I love to run, but I hate running in the heat.
When the temperature gets over 75 and the air is thick with moisture, I have trouble breathing. My heart rate skyrockets with little effort, which, in turn, impedes my speed.
During a Southern summer, it’s nearly impossible to avoid running in these conditions. Rather than hop on a treadmill inside (my personal purgatory), I continue to train outside.
In the middle of such a run, lungs overburdened, I ask myself why. I know accepting and pushing through the heat is more than a desire to train; it’s an opportunity to build resilience.
Most of us having been building resilience in droves over the past six months. And it’s exhausting. As tired as I am of daily division and strife, it’s equally frustrating watching people use social media to put a filter on summer, as if to ignore what is happening in our world.
This past month has brought a lot of surprising changes in my life, including a rejection that felt like a personal shortcoming, a job layoff, and a family medical emergency. I’m grateful my family is safe, and that I don’t have to worry for my basic needs.
More than that, I’m thankful and even excited for the uncertainty of the next chapter.
I’ve prayed for the past couple of years with a specific word in mind: movement. I’ve felt static in my work, and sought guidance for what to do next. As I waited, I stayed put and tried my best to serve where I was.
I almost thought God had forgotten about my prayer.
When I found out I was being laid off, I knew it was my answer. Not the answer I’d expected, but an answer that provided much-needed clarity.
I am a planner, and don’t particularly like the idea of having to job hunt during a pandemic. But I’m convinced the removal of my comfort zone was necessary for my growth. It’s one thing to appreciate a regular paycheck and benefits, but it’s another to let those lull you into stagnation, like I’d done.
It often takes times of uncertainty to realize God is with me, in more than just a pie-in-the-sky sort of way. I’m at peace with the present, and I don’t fear the future. I feel God’s presence guiding me, as He always has when I’ve paused long enough to watch and listen.
Recently, my roommate and I converted our bonus room into a little study. When I sat down to work the next day, I noticed she’d tacked up “A Dangerous Prayer,” often attributed to Sir Francis Drake, but of unknown origins.
It goes like this:
Disturb us, Lord, when
We are too well pleased with ourselves,
When our dreams have come true
Because we have dreamed too little,
When we arrived safely
Because we sailed too close to the shore.
Disturb us, Lord, when
With the abundance of things we possess
We have lost our thirst
For the waters of life;
Having fallen in love with life,
We have ceased to dream of eternity
And in our efforts to build a new earth,
We have allowed our vision
Of the new Heaven to dim.
Disturb us, Lord, to dare more boldly,
To venture on wider seas
Where storms will show your mastery;
Where losing sight of land,
We shall find the stars.
We ask You to push back
The horizons of our hopes;
And to push into the future
In strength, courage, hope, and love.
Let us not lose our thirst for the adventure God has written for us, for the opportunity to serve Him with all our heart and talents.
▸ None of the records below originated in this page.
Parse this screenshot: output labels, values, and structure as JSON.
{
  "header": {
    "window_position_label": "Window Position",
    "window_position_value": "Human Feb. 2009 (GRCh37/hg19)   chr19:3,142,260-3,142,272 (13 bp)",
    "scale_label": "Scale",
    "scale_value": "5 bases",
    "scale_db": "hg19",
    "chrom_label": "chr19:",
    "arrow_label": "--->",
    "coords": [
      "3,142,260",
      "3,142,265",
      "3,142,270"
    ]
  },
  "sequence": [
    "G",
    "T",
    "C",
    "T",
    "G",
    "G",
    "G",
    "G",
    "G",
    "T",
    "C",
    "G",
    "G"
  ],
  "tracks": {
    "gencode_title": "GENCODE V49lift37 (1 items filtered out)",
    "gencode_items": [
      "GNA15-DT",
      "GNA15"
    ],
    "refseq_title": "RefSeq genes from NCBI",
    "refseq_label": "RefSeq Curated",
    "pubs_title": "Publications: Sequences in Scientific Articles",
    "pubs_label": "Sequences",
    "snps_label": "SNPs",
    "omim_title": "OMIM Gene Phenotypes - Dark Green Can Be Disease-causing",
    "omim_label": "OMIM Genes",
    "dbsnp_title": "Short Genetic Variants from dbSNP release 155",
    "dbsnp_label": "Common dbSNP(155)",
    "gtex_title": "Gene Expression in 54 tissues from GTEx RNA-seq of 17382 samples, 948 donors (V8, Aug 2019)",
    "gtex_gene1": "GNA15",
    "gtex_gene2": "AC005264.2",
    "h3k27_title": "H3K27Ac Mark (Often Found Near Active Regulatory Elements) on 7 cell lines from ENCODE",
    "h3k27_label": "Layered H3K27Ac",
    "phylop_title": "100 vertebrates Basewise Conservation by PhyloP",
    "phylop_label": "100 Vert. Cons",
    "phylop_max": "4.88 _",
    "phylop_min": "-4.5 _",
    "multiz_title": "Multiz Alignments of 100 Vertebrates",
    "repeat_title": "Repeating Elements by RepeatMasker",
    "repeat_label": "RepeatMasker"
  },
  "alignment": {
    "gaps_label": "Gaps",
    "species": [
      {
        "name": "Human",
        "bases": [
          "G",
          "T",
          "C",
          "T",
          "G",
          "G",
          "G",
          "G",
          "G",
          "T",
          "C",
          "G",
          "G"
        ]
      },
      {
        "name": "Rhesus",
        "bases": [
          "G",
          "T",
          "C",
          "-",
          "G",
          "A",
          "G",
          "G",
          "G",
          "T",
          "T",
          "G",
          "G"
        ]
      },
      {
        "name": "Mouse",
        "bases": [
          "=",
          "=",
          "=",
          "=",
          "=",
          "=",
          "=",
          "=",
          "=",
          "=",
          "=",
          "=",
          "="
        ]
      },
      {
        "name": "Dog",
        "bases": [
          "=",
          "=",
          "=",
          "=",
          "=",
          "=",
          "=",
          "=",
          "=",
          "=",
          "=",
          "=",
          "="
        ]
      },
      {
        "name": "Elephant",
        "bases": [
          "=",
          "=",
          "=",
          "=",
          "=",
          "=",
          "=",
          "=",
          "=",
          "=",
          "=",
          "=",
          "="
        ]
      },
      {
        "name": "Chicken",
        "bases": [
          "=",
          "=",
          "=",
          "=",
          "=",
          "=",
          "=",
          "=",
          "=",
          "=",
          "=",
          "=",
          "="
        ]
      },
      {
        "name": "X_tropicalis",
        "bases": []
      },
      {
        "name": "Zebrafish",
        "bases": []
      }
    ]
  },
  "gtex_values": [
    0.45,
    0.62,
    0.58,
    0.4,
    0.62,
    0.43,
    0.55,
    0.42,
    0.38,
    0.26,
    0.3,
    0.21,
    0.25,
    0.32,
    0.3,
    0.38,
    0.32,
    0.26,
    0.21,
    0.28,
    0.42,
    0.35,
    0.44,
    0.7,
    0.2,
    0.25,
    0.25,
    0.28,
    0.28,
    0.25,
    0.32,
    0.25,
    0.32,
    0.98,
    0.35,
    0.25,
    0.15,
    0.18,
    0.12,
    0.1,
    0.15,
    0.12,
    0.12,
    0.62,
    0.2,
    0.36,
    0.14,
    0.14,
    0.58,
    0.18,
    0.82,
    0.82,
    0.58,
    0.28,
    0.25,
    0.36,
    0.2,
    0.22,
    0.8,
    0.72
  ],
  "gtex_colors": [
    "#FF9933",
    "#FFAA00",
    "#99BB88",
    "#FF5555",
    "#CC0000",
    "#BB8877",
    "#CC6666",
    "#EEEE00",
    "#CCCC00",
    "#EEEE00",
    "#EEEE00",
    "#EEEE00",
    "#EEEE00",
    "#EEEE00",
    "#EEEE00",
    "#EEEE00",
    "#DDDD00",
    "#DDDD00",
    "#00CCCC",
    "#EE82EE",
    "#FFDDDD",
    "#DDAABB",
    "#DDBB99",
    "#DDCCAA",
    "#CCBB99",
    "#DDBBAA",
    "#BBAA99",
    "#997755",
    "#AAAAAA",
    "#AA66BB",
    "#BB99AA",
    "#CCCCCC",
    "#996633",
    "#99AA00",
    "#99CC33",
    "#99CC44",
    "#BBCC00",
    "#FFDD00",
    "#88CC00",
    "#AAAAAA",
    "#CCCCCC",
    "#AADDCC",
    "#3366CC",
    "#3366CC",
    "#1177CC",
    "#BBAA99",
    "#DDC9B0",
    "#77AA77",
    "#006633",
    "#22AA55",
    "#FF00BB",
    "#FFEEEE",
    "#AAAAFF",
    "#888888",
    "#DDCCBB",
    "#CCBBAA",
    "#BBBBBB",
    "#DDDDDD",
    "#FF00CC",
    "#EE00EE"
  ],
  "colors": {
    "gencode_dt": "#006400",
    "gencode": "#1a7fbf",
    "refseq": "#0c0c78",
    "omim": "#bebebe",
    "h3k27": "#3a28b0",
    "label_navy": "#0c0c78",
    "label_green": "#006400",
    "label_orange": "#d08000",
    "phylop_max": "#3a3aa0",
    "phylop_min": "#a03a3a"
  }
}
Fear of storms, of what lies beyond the coastline, is no match for His masterful steering.
Just as running through the brutal summer temps leads to better conditioning, going through a trying season of life always yields immense growth, if we lean into it.
I’ll end by sharing a prayer that actually has historical evidence to attribute it to Drake:
“O Lord God, when Thou givest to Thy servants to endeavor any great matter, grant us also to know that it is not the beginning, but the continuing of the same unto the end, until it be thoroughly finished, which yieldeth the true glory; through Him who for the finishing of Thy work laid down His life, our Redeemer, Jesus Christ.”